MSU has recent experience with this NBA flirtation. Aaron Henry and Nick Ward both tested the NBA draft waters and came back. The rules are set up these days to allow for this, to help players understand how the NBA sees them and return to school fairly late in the process. Christie probably knows he needs more time. But he’s a confident kid who can taste his dream. Unless he gets humbled, it’s hard to turn back.
2. MSU has to prepare for the possibility of life without Christie
If Christie leaves MSU, it changes the Spartans significantly next season. It’s not that they can’t overcome it and have a great season, but the odds of being a contender for something meaningful are less. It would put the onus on the development of Christie’s classmates, Jaden Akins and Pierre Brooks, and heighten the possibility of playing AJ Hoggard and Tyson Walker more regularly as a backcourt tandem, with incoming freshman point guard Tre Holloman perhaps as Hoggard’s backup.
There are lots of possibilities. But MSU, minus Christie, would be without a player who has a chance to become a college basketball star and who, with Hoggard, gives the Spartans the potential of having two true frontmen. If Christie doesn’t return, MSU will undoubtedly add a wing in the transfer portal, which Izzo and his staff will probably do anyway.
Losing Christie doesn’t have to ruin next season.

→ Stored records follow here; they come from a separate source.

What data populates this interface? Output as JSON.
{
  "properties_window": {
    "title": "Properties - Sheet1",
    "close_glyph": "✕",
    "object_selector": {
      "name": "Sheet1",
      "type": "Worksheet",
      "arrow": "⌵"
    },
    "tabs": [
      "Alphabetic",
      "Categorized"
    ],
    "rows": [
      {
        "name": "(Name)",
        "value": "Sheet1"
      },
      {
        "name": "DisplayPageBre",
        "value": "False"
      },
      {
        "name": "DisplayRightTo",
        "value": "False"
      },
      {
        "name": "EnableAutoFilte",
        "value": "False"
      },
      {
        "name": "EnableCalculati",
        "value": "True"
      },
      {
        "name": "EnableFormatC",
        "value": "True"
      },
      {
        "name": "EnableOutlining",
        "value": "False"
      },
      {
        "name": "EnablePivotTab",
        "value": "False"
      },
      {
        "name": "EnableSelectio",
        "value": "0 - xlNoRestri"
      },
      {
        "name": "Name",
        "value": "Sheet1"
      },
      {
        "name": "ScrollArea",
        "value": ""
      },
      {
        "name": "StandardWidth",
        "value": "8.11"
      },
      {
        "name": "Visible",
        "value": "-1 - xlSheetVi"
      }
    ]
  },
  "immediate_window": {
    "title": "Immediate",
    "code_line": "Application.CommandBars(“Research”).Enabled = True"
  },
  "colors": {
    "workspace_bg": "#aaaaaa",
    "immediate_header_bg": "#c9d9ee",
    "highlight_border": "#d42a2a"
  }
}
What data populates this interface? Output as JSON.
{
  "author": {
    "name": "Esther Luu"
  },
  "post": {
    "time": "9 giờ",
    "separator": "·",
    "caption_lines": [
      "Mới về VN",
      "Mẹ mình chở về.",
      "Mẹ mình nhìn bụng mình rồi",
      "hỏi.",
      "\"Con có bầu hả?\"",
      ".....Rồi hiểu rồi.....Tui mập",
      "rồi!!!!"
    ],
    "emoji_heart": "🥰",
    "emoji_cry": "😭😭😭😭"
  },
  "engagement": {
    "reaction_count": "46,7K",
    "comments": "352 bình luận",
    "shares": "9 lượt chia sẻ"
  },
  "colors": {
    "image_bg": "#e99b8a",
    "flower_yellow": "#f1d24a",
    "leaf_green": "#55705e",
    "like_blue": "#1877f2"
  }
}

But it makes the Spartans’ hopes rest on being more of a strong collective than being a team led by a couple potential pros.
MORE: Couch: Analyzing next season’s MSU basketball roster as we know it – player by player
3. MSU fans, be glad Christie didn’t have a slightly better year offensively
If Christie had had the year he hoped he would, the year offensively that MSU hoped he might, there’d be no chance he’d return. And while perhaps if he’d been able to provide more offensive oomph, the Spartans would have won a couple more games and maybe lasted a round or two longer in the NCAA tournament, this team wasn’t ready to contend. There were too many flaws elsewhere, including inconsistency from a senior class that played its best basketball in a short postseason.
Next year’s team might not be a contender, either. But with Christie and Hoggard and Malik Hall, if they all stay and take another decent-sized step, maybe the Spartans will be contenders. This program has barely ever gone three years without a contending team in Izzo’s tenure.
MSU, if Christie does return, might have threaded the needle in terms of having a five-star freshman who was ready for major minutes, showing real potential, but also not quite ready to be a one-and-done player. That’s just about the ideal recruit, if it plays out that way.
Contact Graham Couch at email@example.com. Follow him on Twitter @Graham_Couch.